What the task requires
In the data below, find every line with the string "المحدد" and pull it out.

Data listing
────
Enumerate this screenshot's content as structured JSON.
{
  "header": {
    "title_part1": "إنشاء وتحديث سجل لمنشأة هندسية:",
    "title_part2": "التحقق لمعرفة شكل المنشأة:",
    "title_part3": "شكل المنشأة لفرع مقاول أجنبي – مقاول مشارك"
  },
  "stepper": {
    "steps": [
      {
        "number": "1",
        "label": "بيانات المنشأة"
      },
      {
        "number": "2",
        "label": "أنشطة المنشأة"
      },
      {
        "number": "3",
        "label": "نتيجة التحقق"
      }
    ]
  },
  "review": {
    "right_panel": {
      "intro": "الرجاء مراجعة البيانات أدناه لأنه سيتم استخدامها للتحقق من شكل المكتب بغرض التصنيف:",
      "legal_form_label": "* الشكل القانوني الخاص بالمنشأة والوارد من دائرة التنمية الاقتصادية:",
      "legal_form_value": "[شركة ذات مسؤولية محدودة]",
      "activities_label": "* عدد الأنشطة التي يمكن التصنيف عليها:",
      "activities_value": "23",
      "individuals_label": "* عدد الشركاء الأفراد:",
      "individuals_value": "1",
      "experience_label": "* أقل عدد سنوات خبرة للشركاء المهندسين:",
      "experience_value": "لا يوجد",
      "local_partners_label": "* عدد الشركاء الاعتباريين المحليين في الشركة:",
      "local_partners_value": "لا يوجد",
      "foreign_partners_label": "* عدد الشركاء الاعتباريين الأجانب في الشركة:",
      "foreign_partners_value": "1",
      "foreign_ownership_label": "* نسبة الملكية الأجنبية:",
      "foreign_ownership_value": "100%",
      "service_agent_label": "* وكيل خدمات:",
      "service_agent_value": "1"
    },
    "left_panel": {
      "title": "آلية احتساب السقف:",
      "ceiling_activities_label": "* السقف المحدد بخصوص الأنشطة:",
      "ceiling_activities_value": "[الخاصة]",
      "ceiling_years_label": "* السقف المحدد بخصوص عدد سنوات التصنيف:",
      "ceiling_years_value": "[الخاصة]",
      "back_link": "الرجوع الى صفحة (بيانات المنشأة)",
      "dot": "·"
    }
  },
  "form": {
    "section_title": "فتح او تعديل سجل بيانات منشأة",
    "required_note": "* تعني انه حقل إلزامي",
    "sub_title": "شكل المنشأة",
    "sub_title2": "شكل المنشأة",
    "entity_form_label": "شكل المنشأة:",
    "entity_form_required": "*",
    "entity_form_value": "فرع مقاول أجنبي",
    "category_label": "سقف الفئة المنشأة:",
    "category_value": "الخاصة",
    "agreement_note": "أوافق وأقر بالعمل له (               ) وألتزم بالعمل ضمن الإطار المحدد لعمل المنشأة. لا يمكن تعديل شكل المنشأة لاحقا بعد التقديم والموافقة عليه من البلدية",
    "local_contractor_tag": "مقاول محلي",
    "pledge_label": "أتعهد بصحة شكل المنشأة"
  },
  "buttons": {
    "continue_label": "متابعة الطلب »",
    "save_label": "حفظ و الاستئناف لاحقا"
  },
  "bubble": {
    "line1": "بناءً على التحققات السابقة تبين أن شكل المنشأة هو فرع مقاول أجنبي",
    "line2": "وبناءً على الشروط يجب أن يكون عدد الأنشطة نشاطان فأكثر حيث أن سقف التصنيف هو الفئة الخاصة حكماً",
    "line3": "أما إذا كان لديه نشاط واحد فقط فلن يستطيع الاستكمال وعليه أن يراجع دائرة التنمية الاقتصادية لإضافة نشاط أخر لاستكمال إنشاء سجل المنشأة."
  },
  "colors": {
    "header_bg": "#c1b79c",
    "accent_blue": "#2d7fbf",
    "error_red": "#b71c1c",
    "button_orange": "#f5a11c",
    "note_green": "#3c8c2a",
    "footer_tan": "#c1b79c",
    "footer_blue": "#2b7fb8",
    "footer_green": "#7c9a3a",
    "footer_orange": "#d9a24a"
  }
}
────
Exercise answer
      "ceiling_activities_label": "* السقف المحدد بخصوص الأنشطة:",
      "ceiling_years_label": "* السقف المحدد بخصوص عدد سنوات التصنيف:",
    "agreement_note": "أوافق وأقر بالعمل له (               ) وألتزم بالعمل ضمن الإطار المحدد لعمل المنشأة. لا يمكن تعديل شكل المنشأة لاحقا بعد التقديم والموافقة عليه من البلدية",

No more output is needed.